Lucky for us the pickings were good, because the size of the problem meant whether anyone actually got busted depended 100 percent on whether a cop felt like doing the paperwork. Things were different in this way, I think. A friend of mine, for example, was speeding his Camaro around the school one day when a patrol car nosed its way around from behind a hidden corner and signaled for him to pull over. This was a particularly bad time, as the friend had just sucked down a good hard hit from his bong, which just now contained water rancid enough to turn an iron stomach. In his panic, he tried stuffing the bong between the seat and console; spilled the water; got out, then remembered to exhale as the police officer was approaching; then locked his keys inside, with his wallet, while the car was still running. The weary officer took out his tools, wrestled the car door open by way of the raised window, got a thankful flash of my friend’s persuasive pearly whites, and told him to go home.
Such was life at that time, this story as common as dirt. The reader may correctly note I chose not to tell one of my own stories to illustrate. Some years back, I heard a striking wisdom about parenting: “No matter what they say, children only aspire to be as good as their parents.”
If I did tell a story of my own here, though, it would be the one involving an exceptionally dumb drug-dealer boyfriend, a border crossing, and the Mexican police. Not that it really happened, of course.
* * *
I was considerably more relaxed leaving Peru. I carried nothing that would elicit so much as a whine from a drug-sniffing dog and, really, barring a theft of the national wealth, how much could they really care what you took out of the country, vs. brought in? Next hurdle was US Customs, 18 hours away. Imagine my surprise when, past security and boarding a flight for the US, I rounded a blind corner on the ramp -- just a few feet from the plane’s hatch -- to find Peruvian agents behind cheap folding banquet tables, searching carry-ons.
Taking a deep breath and leveling my gaze, I stepped up and handed over my purse. An icy, uniformed woman in rubber gloves stared me right in the eyeballs and rummaged around inside, as though conducting an exam of a far more personal nature. I began wracking my brain for what all could be in that bottomless pit of a catch-all, wondering how much it could cost me and whether I would be willing to miss my flight to argue about it.
She pulled out a slender little pack of Virginia Slims and held it on the flat of her hand. “You have cigarettes. Do you have a lighter?”

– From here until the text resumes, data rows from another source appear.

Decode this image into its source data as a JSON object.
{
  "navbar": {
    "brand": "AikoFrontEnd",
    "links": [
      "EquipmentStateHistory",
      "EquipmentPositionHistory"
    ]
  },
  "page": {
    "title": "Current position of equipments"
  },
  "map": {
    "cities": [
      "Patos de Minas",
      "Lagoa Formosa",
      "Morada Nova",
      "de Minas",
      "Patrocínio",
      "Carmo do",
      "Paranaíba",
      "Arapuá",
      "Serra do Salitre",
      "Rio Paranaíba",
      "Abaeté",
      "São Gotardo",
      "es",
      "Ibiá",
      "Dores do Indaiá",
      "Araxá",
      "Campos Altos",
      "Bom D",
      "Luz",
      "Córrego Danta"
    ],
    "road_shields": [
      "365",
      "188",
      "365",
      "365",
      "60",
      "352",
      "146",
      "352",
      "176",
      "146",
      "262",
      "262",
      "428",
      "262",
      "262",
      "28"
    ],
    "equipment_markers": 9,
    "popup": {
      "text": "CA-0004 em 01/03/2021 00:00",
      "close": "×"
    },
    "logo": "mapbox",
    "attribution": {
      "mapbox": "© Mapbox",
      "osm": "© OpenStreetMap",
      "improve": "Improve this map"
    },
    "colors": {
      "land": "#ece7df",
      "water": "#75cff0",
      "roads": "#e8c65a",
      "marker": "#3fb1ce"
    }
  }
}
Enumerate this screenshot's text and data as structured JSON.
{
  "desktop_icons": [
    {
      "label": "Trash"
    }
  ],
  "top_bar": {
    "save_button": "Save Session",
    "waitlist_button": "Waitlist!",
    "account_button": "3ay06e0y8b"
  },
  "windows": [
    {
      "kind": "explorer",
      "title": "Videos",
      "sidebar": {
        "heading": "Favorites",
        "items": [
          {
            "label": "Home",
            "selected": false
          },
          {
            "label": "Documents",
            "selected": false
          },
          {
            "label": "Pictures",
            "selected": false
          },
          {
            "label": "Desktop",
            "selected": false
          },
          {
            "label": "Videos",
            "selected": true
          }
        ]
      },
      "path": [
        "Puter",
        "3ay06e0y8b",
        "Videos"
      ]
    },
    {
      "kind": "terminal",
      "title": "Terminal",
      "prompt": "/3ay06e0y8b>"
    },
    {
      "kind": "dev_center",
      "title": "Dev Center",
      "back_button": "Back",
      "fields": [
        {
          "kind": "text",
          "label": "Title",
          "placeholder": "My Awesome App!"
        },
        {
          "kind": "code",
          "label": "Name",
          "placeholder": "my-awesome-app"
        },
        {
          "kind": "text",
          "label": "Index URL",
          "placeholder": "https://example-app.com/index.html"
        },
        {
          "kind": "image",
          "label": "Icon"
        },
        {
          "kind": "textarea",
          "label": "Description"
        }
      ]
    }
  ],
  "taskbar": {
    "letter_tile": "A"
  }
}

Did I have a lighter? What, I rubbed sticks together, to smoke that pack of cigarettes? Blissed out on weeks of travel, I had completely forgotten the necessity of searching for and removing all the lighters that rolled around the bottom of my purse, alongside the lint, the old candy and the lost lipstick tops.
She handed my purse back and nodded me toward the plane.